Today we talk about marketing campaigns.
Apple Inc. Apple’s first attempts of marketing campaigns were in the late 1970s.
Their ads did not attract as many users as it did in the 1990s when they launched the “Think Different” campaign. Marketing analysts argued that the success of Apple’s campaign in the 1990s lies solely on the reputation of the famous people they featured in the campaign.
Microsoft. Microsoft’s first recorded marketing campaign that had succeeded was in 1995. It was called a “Start Me Up” campaign. There are critics and analysts that stated that Microsoft’s campaigns during the 1908s have succeeded but were not recorded.
As obvious as it was, the 1970-1980 years were not really the best decade of computer and information technology. It was not the decade of advertising and marketing. And neither was it the years of digital information and artistry.
Your artistic juice is only as good as your generation. Ads were more on texts than on images. Graphic representations of ads were also not famous as well as video ads.
Two of the main reasons why marketing campaigns become successful are (1) graphics and (2) uniqueness.
Let’s deal with these two for a bit.
Graphics. Graphics include graphs, diagrams, illustrations, symbols, drawings, sketches, photographs and videos. But graphic design has evolved from pure black and white drawings to colored 3D. We even have 4D now.
Why is graphics important? The eyes always get the first look—not the brain. And the mind recalls images faster than texts.
Uniqueness. As we recall the success of both big software companies mentioned above, each has a very unique marketing campaign: Start Me Up and Think Different. Both of which resembled the companies vision and virtues.
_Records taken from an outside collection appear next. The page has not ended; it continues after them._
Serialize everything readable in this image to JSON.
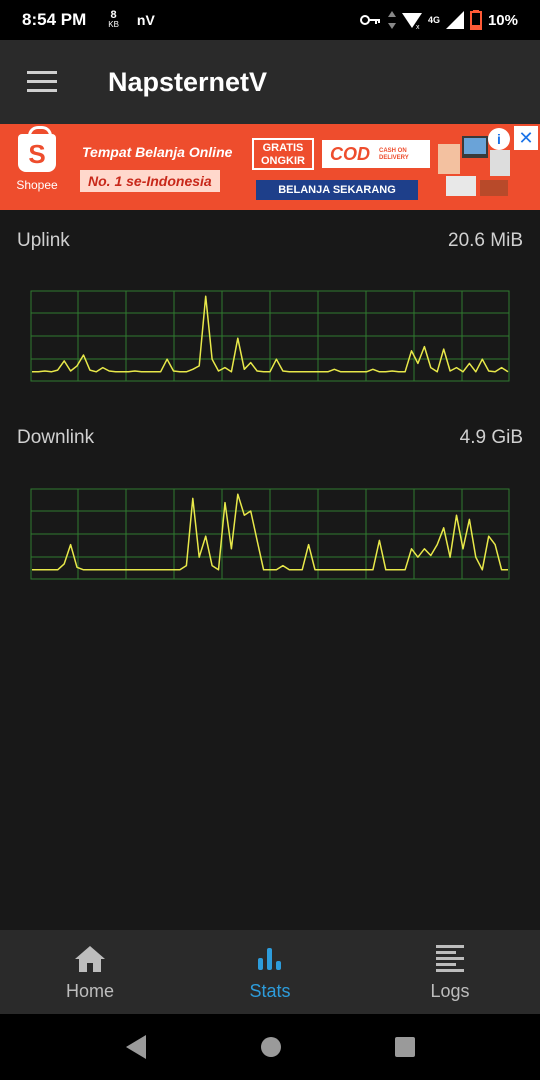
{
  "status_bar": {
    "time": "8:54 PM",
    "speed_value": "8",
    "speed_unit": "KB",
    "app_indicator": "nV",
    "network": "4G",
    "battery": "10%",
    "icons": [
      "key-icon",
      "data-arrows-icon",
      "wifi-icon",
      "signal-icon",
      "battery-icon"
    ]
  },
  "app_bar": {
    "title": "NapsternetV",
    "menu_icon": "hamburger-menu-icon"
  },
  "ad": {
    "brand": "Shopee",
    "tagline": "Tempat Belanja Online",
    "tagline2": "No. 1 se-Indonesia",
    "gratis": "GRATIS ONGKIR",
    "cod": "COD",
    "cod_sub": "CASH ON DELIVERY",
    "cta": "BELANJA SEKARANG",
    "info_icon": "i",
    "close_icon": "✕",
    "accent": "#ee4d2d"
  },
  "stats": {
    "uplink": {
      "label": "Uplink",
      "value": "20.6 MiB"
    },
    "downlink": {
      "label": "Downlink",
      "value": "4.9 GiB"
    },
    "line_color": "#e8e84a",
    "grid_color": "#2f7a2f"
  },
  "chart_data": [
    {
      "type": "line",
      "series": [
        {
          "values": [
            0.05,
            0.05,
            0.06,
            0.05,
            0.07,
            0.18,
            0.06,
            0.12,
            0.25,
            0.07,
            0.05,
            0.1,
            0.06,
            0.05,
            0.05,
            0.05,
            0.06,
            0.05,
            0.05,
            0.05,
            0.05,
            0.2,
            0.06,
            0.05,
            0.05,
            0.08,
            0.12,
            0.95,
            0.2,
            0.06,
            0.1,
            0.05,
            0.45,
            0.08,
            0.16,
            0.06,
            0.05,
            0.05,
            0.2,
            0.06,
            0.05,
            0.05,
            0.05,
            0.05,
            0.05,
            0.05,
            0.05,
            0.08,
            0.05,
            0.05,
            0.05,
            0.05,
            0.05,
            0.08,
            0.05,
            0.05,
            0.06,
            0.05,
            0.05,
            0.3,
            0.15,
            0.35,
            0.1,
            0.05,
            0.32,
            0.06,
            0.1,
            0.05,
            0.15,
            0.05,
            0.2,
            0.06,
            0.05,
            0.1,
            0.05
          ]
        }
      ],
      "ylim": [
        0,
        1
      ],
      "grid": true
    },
    {
      "type": "line",
      "series": [
        {
          "values": [
            0.05,
            0.05,
            0.05,
            0.05,
            0.05,
            0.12,
            0.35,
            0.08,
            0.05,
            0.05,
            0.05,
            0.05,
            0.05,
            0.05,
            0.05,
            0.05,
            0.05,
            0.05,
            0.05,
            0.05,
            0.05,
            0.05,
            0.05,
            0.05,
            0.1,
            0.9,
            0.2,
            0.45,
            0.1,
            0.05,
            0.85,
            0.3,
            0.95,
            0.7,
            0.75,
            0.4,
            0.05,
            0.05,
            0.05,
            0.1,
            0.05,
            0.05,
            0.05,
            0.35,
            0.05,
            0.05,
            0.05,
            0.05,
            0.05,
            0.05,
            0.05,
            0.05,
            0.05,
            0.05,
            0.4,
            0.05,
            0.05,
            0.05,
            0.05,
            0.3,
            0.2,
            0.3,
            0.22,
            0.35,
            0.55,
            0.2,
            0.7,
            0.3,
            0.65,
            0.2,
            0.05,
            0.45,
            0.35,
            0.05,
            0.05
          ]
        }
      ],
      "ylim": [
        0,
        1
      ],
      "grid": true
    }
  ],
  "bottom_nav": {
    "items": [
      {
        "label": "Home",
        "icon": "home-icon",
        "active": false
      },
      {
        "label": "Stats",
        "icon": "bar-chart-icon",
        "active": true
      },
      {
        "label": "Logs",
        "icon": "list-icon",
        "active": false
      }
    ]
  },
  "system_nav": {
    "icons": [
      "back-icon",
      "home-circle-icon",
      "recents-icon"
    ]
  }
}
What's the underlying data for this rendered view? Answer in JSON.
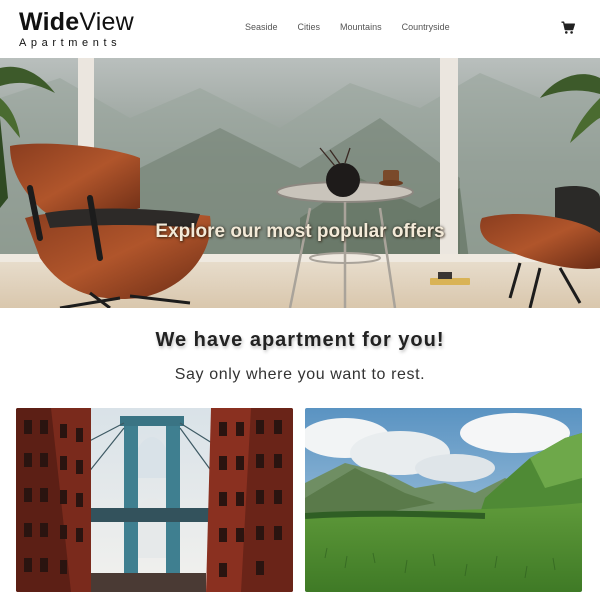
{
  "brand": {
    "name_bold": "Wide",
    "name_light": "View",
    "tagline": "Apartments"
  },
  "nav": {
    "items": [
      {
        "label": "Seaside"
      },
      {
        "label": "Cities"
      },
      {
        "label": "Mountains"
      },
      {
        "label": "Countryside"
      }
    ]
  },
  "icons": {
    "cart": "shopping-cart-icon"
  },
  "hero": {
    "title": "Explore our most popular offers"
  },
  "section": {
    "title": "We have apartment for you!",
    "subtitle": "Say only where you want to rest."
  },
  "colors": {
    "text": "#222222",
    "nav": "#555555",
    "hero_text": "#f3ead8"
  }
}
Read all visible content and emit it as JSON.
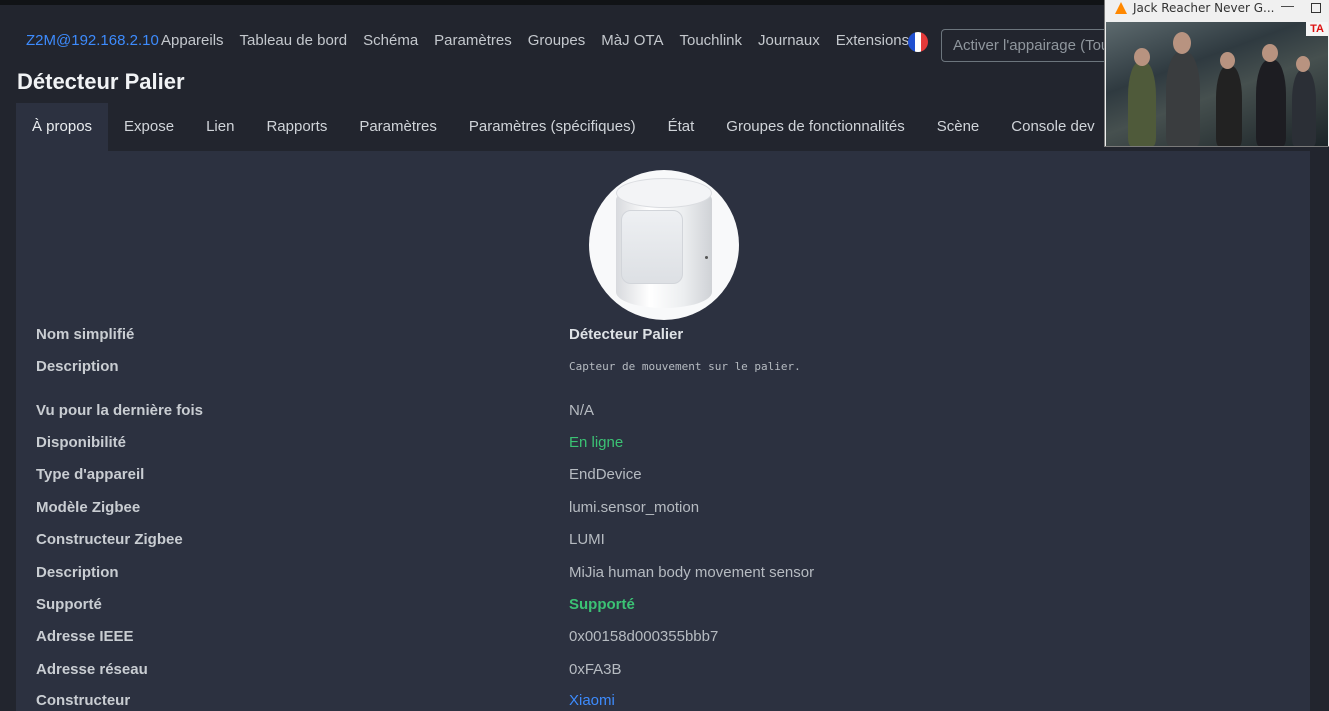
{
  "nav": {
    "brand": "Z2M@192.168.2.10",
    "links": [
      "Appareils",
      "Tableau de bord",
      "Schéma",
      "Paramètres",
      "Groupes",
      "MàJ OTA",
      "Touchlink",
      "Journaux",
      "Extensions"
    ],
    "language_flag": "flag-fr-icon",
    "pairing_placeholder": "Activer l'appairage (Tou"
  },
  "page": {
    "title": "Détecteur Palier"
  },
  "tabs": [
    "À propos",
    "Expose",
    "Lien",
    "Rapports",
    "Paramètres",
    "Paramètres (spécifiques)",
    "État",
    "Groupes de fonctionnalités",
    "Scène",
    "Console dev"
  ],
  "details": [
    {
      "label": "Nom simplifié",
      "value": "Détecteur Palier"
    },
    {
      "label": "Description",
      "value": "Capteur de mouvement sur le palier."
    },
    {
      "label": "Vu pour la dernière fois",
      "value": "N/A"
    },
    {
      "label": "Disponibilité",
      "value": "En ligne"
    },
    {
      "label": "Type d'appareil",
      "value": "EndDevice"
    },
    {
      "label": "Modèle Zigbee",
      "value": "lumi.sensor_motion"
    },
    {
      "label": "Constructeur Zigbee",
      "value": "LUMI"
    },
    {
      "label": "Description",
      "value": "MiJia human body movement sensor"
    },
    {
      "label": "Supporté",
      "value": "Supporté"
    },
    {
      "label": "Adresse IEEE",
      "value": "0x00158d000355bbb7"
    },
    {
      "label": "Adresse réseau",
      "value": "0xFA3B"
    },
    {
      "label": "Constructeur",
      "value": "Xiaomi"
    }
  ],
  "overlay": {
    "title": "Jack Reacher Never G...",
    "sign_text": "TA"
  },
  "colors": {
    "background": "#22252e",
    "panel": "#2c3140",
    "link": "#3d8bfd",
    "success": "#3bc274"
  }
}
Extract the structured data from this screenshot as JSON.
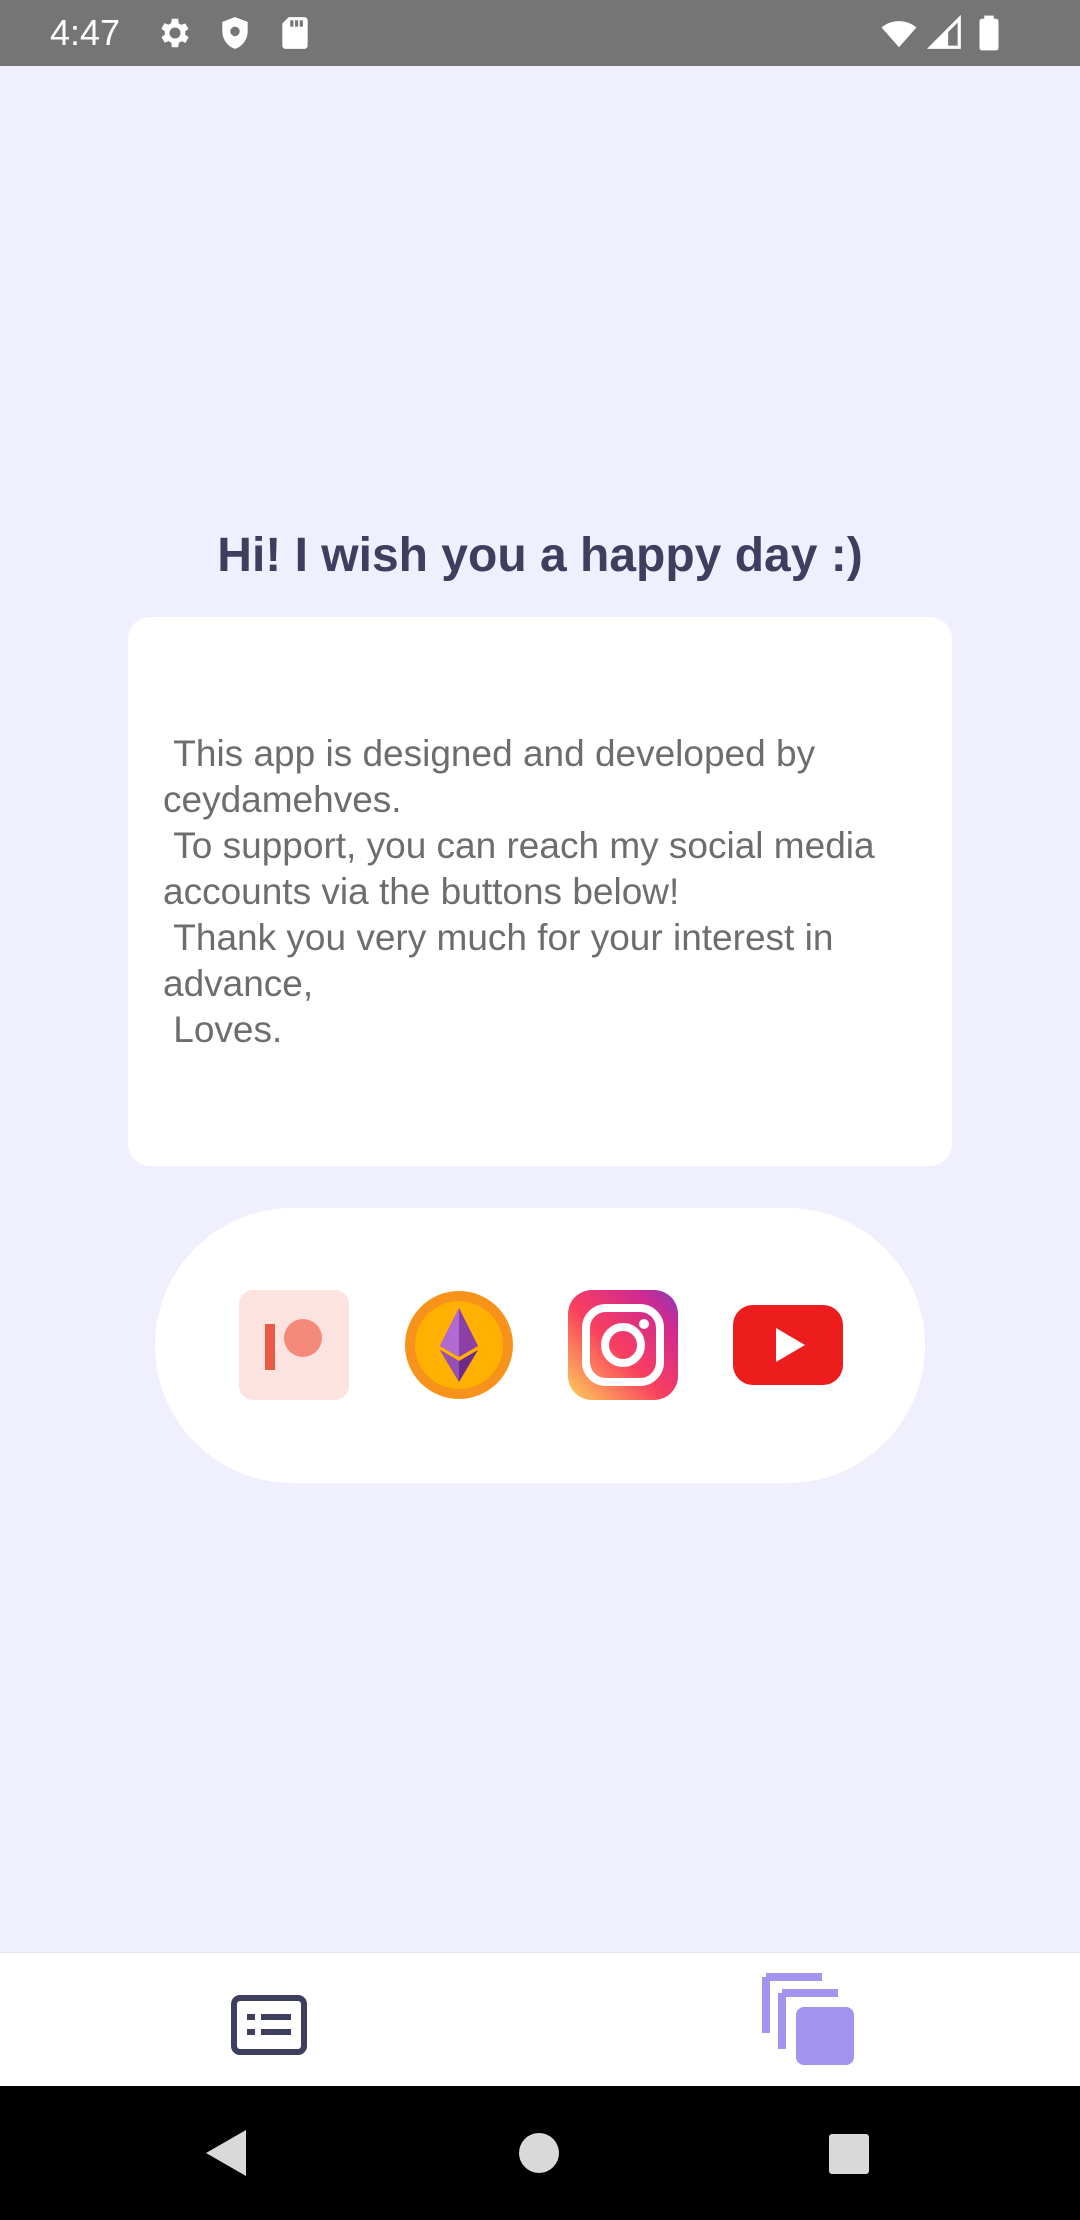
{
  "status_bar": {
    "time": "4:47",
    "icons": [
      "gear-icon",
      "shield-icon",
      "sd-card-icon",
      "wifi-icon",
      "signal-icon",
      "battery-icon"
    ]
  },
  "main": {
    "greeting": "Hi! I wish you a happy day :)",
    "message": " This app is designed and developed by ceydamehves.\n To support, you can reach my social media accounts via the buttons below!\n Thank you very much for your interest in advance,\n Loves."
  },
  "social_buttons": [
    {
      "name": "patreon",
      "icon": "patreon-icon",
      "color": "#f26b5b"
    },
    {
      "name": "ethereum",
      "icon": "ethereum-icon",
      "color": "#f7931a"
    },
    {
      "name": "instagram",
      "icon": "instagram-icon",
      "color": "#d6249f"
    },
    {
      "name": "youtube",
      "icon": "youtube-icon",
      "color": "#ff0000"
    }
  ],
  "bottom_nav": {
    "items": [
      {
        "icon": "card-list-icon",
        "selected": false
      },
      {
        "icon": "stacked-cards-icon",
        "selected": true
      }
    ],
    "accent": "#a394f0",
    "inactive": "#3e3f5e"
  },
  "system_nav": {
    "icons": [
      "back-icon",
      "home-icon",
      "recents-icon"
    ]
  }
}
Uniqueness at any point in time always gets the attention of the public. An excellent and unique campaign goes a long way.